Chair: Julie-Marie Strange
This session will offer three perspectives on the ways in which historians approach comedy and humour as sources for the research of modern British history. Looking at case studies of suffrage and anti-suffrage movements of the early twentieth century, music hall, and 1980s alternative and mainstream comedy, it will question what historians can learn from cultures of humour and laughter and explore the role played by jokes in social, political and cultural life. The three case studies within the panel between them probe issues of class, race, sexuality and gender, exploring the function of comedy as an agent of challenge and change. They utilise different sources, including live comedy performance, print, and television, to tease out the role of comedy and its impacts. At the core of the session will be a discussion about why historians have hitherto underused comedy as a source and why cultures of humour have so often been dismissed as ephemeral or unimportant. All three papers in this session will argue that humour and laughter offers insight into past cultures, while focusing on the theoretical and practical parameters of the historical study of humour.
Paper 1 Abstract: “Turned Out Nice Again”: Music Hall Humour As Social Text

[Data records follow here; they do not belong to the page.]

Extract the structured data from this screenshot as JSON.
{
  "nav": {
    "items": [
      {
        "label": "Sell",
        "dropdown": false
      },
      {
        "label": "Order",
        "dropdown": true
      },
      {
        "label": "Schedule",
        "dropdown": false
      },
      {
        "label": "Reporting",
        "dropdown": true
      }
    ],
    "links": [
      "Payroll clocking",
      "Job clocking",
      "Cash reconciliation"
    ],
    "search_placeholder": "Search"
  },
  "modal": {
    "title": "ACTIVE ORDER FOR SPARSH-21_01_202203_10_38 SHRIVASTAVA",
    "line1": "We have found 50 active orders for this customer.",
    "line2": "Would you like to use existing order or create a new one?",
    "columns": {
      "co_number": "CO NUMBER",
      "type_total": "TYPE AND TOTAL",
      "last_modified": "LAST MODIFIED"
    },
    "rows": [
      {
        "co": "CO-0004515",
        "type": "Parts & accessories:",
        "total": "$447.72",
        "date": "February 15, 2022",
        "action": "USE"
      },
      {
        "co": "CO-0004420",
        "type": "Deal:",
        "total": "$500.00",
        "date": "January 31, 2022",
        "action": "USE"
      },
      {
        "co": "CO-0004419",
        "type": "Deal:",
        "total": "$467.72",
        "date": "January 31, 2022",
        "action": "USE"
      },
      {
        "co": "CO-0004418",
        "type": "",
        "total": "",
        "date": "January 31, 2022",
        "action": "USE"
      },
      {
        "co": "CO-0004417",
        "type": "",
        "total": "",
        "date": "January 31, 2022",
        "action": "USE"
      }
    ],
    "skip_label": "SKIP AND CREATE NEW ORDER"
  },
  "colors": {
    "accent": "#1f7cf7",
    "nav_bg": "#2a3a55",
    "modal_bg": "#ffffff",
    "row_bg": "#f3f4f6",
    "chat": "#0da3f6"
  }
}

Peter Bailey (University of Manitoba/Indiana University)
Music hall in Britain denotes both the prototype modern entertainment industry that did business from the mid-Victorian era to the 1950s and a persistent style of humour and comic performance now lodged in the national psyche as an agreeably vulgar and traditional working class mode. This paper surveys the shifting content and function of music hall stage humour in text, persona and performance, as a register of material and social values, an issue in the history of cultural politics, and an emergent second language for all.

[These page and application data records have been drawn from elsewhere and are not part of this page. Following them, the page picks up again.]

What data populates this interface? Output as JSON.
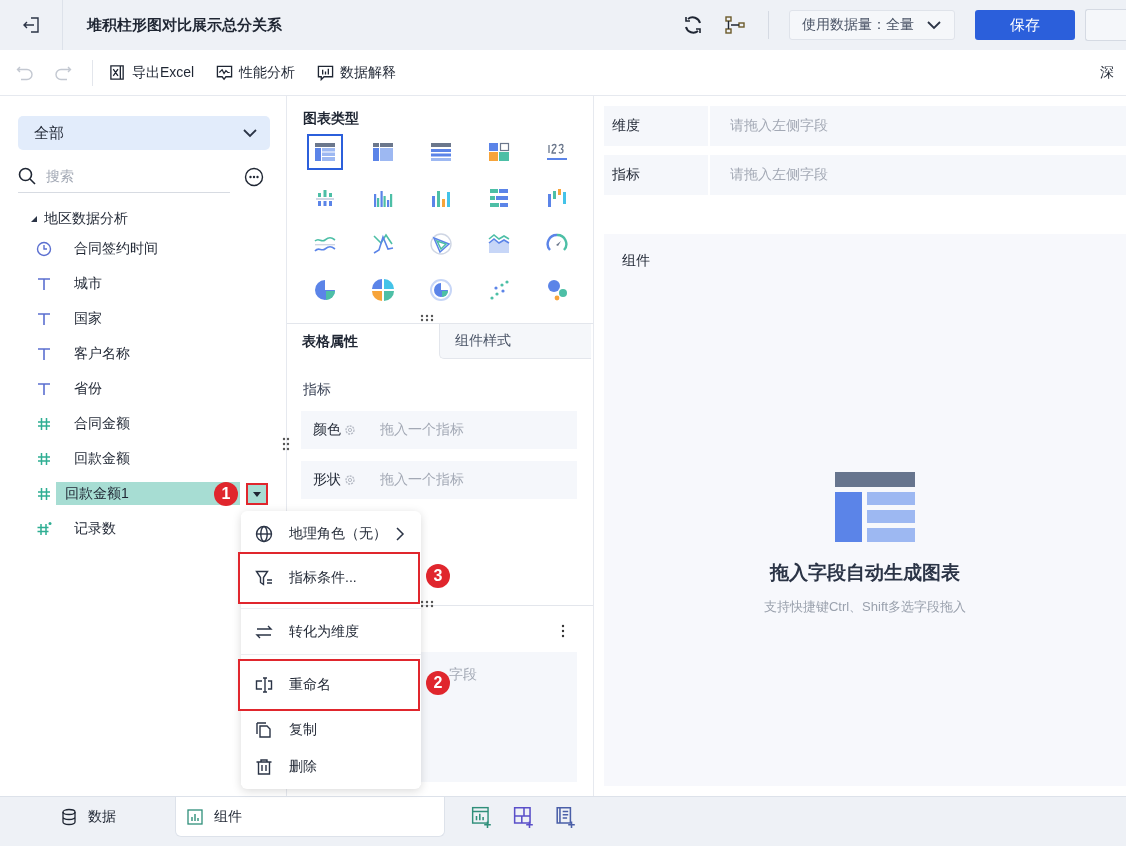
{
  "header": {
    "title": "堆积柱形图对比展示总分关系",
    "data_volume": "使用数据量：全量",
    "save": "保存"
  },
  "toolbar": {
    "undo_disabled": true,
    "redo_disabled": true,
    "items": [
      {
        "label": "导出Excel",
        "kind": "excel"
      },
      {
        "label": "性能分析",
        "kind": "perf"
      },
      {
        "label": "数据解释",
        "kind": "explain"
      }
    ],
    "theme": "深"
  },
  "sidebar": {
    "scope": "全部",
    "search_placeholder": "搜索",
    "group": {
      "label": "地区数据分析",
      "expanded": true,
      "children": [
        {
          "label": "合同签约时间",
          "kind": "date",
          "selected": false
        },
        {
          "label": "城市",
          "kind": "text",
          "selected": false
        },
        {
          "label": "国家",
          "kind": "text",
          "selected": false
        },
        {
          "label": "客户名称",
          "kind": "text",
          "selected": false
        },
        {
          "label": "省份",
          "kind": "text",
          "selected": false
        },
        {
          "label": "合同金额",
          "kind": "number",
          "selected": false
        },
        {
          "label": "回款金额",
          "kind": "number",
          "selected": false
        },
        {
          "label": "回款金额1",
          "kind": "number",
          "selected": true,
          "callout": "1"
        },
        {
          "label": "记录数",
          "kind": "count",
          "selected": false
        }
      ]
    }
  },
  "chart_types": {
    "title": "图表类型",
    "items": [
      {
        "kind": "cross-table",
        "selected": true
      },
      {
        "kind": "group-table",
        "selected": false
      },
      {
        "kind": "detail-table",
        "selected": false
      },
      {
        "kind": "kpi-grid",
        "selected": false
      },
      {
        "kind": "number",
        "selected": false
      },
      {
        "kind": "stacked-bar",
        "selected": false
      },
      {
        "kind": "grouped-bar",
        "selected": false
      },
      {
        "kind": "multi-bar",
        "selected": false
      },
      {
        "kind": "bar-rows",
        "selected": false
      },
      {
        "kind": "waterfall",
        "selected": false
      },
      {
        "kind": "line",
        "selected": false
      },
      {
        "kind": "polyline",
        "selected": false
      },
      {
        "kind": "radar",
        "selected": false
      },
      {
        "kind": "area",
        "selected": false
      },
      {
        "kind": "gauge",
        "selected": false
      },
      {
        "kind": "pie",
        "selected": false
      },
      {
        "kind": "pie-quad",
        "selected": false
      },
      {
        "kind": "ring",
        "selected": false
      },
      {
        "kind": "scatter",
        "selected": false
      },
      {
        "kind": "bubble",
        "selected": false
      }
    ]
  },
  "property_tabs": [
    {
      "label": "表格属性",
      "selected": true
    },
    {
      "label": "组件样式",
      "selected": false
    }
  ],
  "properties": {
    "section": "指标",
    "rows": [
      {
        "label": "颜色",
        "hint": "拖入一个指标"
      },
      {
        "label": "形状",
        "hint": "拖入一个指标"
      }
    ]
  },
  "lower_panel": {
    "hint": "字段"
  },
  "context_menu": {
    "items": [
      {
        "label": "地理角色（无）",
        "kind": "globe",
        "submenu": true,
        "highlighted": false
      },
      {
        "label": "指标条件...",
        "kind": "filter",
        "submenu": false,
        "highlighted": true,
        "callout": "3"
      },
      {
        "label": "转化为维度",
        "kind": "swap",
        "submenu": false,
        "highlighted": false
      },
      {
        "label": "重命名",
        "kind": "rename",
        "submenu": false,
        "highlighted": true,
        "callout": "2"
      },
      {
        "label": "复制",
        "kind": "copy",
        "submenu": false,
        "highlighted": false
      },
      {
        "label": "删除",
        "kind": "delete",
        "submenu": false,
        "highlighted": false
      }
    ]
  },
  "shelves": [
    {
      "label": "维度",
      "hint": "请拖入左侧字段"
    },
    {
      "label": "指标",
      "hint": "请拖入左侧字段"
    }
  ],
  "canvas": {
    "title": "组件",
    "empty_title": "拖入字段自动生成图表",
    "empty_hint": "支持快捷键Ctrl、Shift多选字段拖入"
  },
  "bottom_tabs": [
    {
      "label": "数据",
      "kind": "data",
      "selected": false
    },
    {
      "label": "组件",
      "kind": "component",
      "selected": true
    }
  ],
  "bottom_actions": [
    {
      "kind": "add-chart"
    },
    {
      "kind": "add-grid"
    },
    {
      "kind": "add-text"
    }
  ]
}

Paper 2 Abstract: ‘A wave of angry laughter’: feminism, suffrage and laughter in modern British history
Lucy Delap (St Catharine’s College, Cambridge)

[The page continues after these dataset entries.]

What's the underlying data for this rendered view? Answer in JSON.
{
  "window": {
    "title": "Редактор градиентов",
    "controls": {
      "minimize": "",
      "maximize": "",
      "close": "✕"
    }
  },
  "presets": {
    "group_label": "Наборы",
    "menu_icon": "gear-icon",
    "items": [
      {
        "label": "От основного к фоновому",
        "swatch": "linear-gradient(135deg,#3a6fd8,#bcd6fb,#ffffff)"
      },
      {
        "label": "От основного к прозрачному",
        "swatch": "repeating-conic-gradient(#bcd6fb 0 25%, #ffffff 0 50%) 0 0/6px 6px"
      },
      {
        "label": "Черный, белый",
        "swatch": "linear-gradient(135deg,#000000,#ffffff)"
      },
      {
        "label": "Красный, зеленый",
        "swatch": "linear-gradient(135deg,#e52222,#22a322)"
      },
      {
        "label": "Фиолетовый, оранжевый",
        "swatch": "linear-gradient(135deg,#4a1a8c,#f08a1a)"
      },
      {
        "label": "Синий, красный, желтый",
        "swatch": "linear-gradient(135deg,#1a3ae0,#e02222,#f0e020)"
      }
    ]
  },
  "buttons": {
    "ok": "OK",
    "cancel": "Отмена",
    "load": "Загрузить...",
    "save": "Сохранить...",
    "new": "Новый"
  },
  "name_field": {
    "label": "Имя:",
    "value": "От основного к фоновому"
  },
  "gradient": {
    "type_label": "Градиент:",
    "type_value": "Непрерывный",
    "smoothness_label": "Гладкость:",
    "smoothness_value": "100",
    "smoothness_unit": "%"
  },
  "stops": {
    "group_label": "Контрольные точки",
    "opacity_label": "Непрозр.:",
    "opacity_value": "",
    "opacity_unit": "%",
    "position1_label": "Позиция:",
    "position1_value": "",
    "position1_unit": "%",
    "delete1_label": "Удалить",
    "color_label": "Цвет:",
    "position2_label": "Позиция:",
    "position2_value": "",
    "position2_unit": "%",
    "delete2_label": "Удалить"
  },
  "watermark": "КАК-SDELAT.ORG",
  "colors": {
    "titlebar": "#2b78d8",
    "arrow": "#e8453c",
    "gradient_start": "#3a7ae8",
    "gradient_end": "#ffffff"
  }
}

This paper examines the role that the study of humour, comedy and laughter can play in elucidating key themes in modern British history. It will discuss the ambiguities of traces of laughter in the historical archive, as well as the reluctance amongst modern historians to take laughter seriously as a revealing dimension of political, emotional and cultural life. Attention to who laughs, when, and at what is valuable for its capacity to show multiple facets of social and political change – laughter, for example, signals reception and incorporation of culture into everyday life; its study elucidates the emotional content of political and social movements; laughter indicates the cues for social anxiety and the tools deployed to diminish it. Study of laughter must always be alert to failed jokes, the moments where laughter is sought but not forthcoming. Laughter can be manipulated, but remains an unpredictable emotional performance; the emotional states it signals are many, and cannot be assumed. This paper will offer a case study of humour and laughter within the women’s suffrage and anti-suffrage movements of the early twentieth century, to better understand the reception and ‘throw’ of suffrage arguments, the performances mandated, and the unpredictable meanings that suffrage or anti-suffrage interventions might take on. The paper will conclude with reflections on what the study of humour and laughter can offer to wider field of modern British studies, and to methodological debates concerning the study of emotions, and the incorporation of theory into historical practice.
Paper 3 Abstract: The Alternative to the Alternative: Mainstream Comedy in 1980s Britain
Gavin Schaffer (University of Birmingham)
Comedy in the 1980s is mainly remembered in terms of the rise of a new brand of alternative humour, epitomised by The Young Ones, The Comic Strip Presents, and the success of comedy clubs such as The Comedy Store and The Comic Strip. This focus on iconic alternative output makes sense in terms of charting the development of British humour, but silences the broader reality that most Britons were uninspired by alternative comedy in the 1980s. While in popular memory the 1980s is remembered in terms of the decline of traditional comics such as Benny Hill, in reality this was an era where these kinds of acts prospered. Hill, for example, continued with his successful television show until 1989. The most popular sitcoms of the 1980s were ‘Allo ‘Allo and Only Fools and Horses, programmes which owed far more to the traditional structures and conventions of British comedy than they did to the alternative movement. This paper will offer analysis of the continuing success of mainstream comedy set against the background of the rise of the alternative. It will consider why mainstream comedy maintained its popularity in the 1980s and what this might tell historians about culture and society in Thatcher’s Britain, at the same time questioning why so many Britons continued to dismiss new wave humour as the alternative to comedy.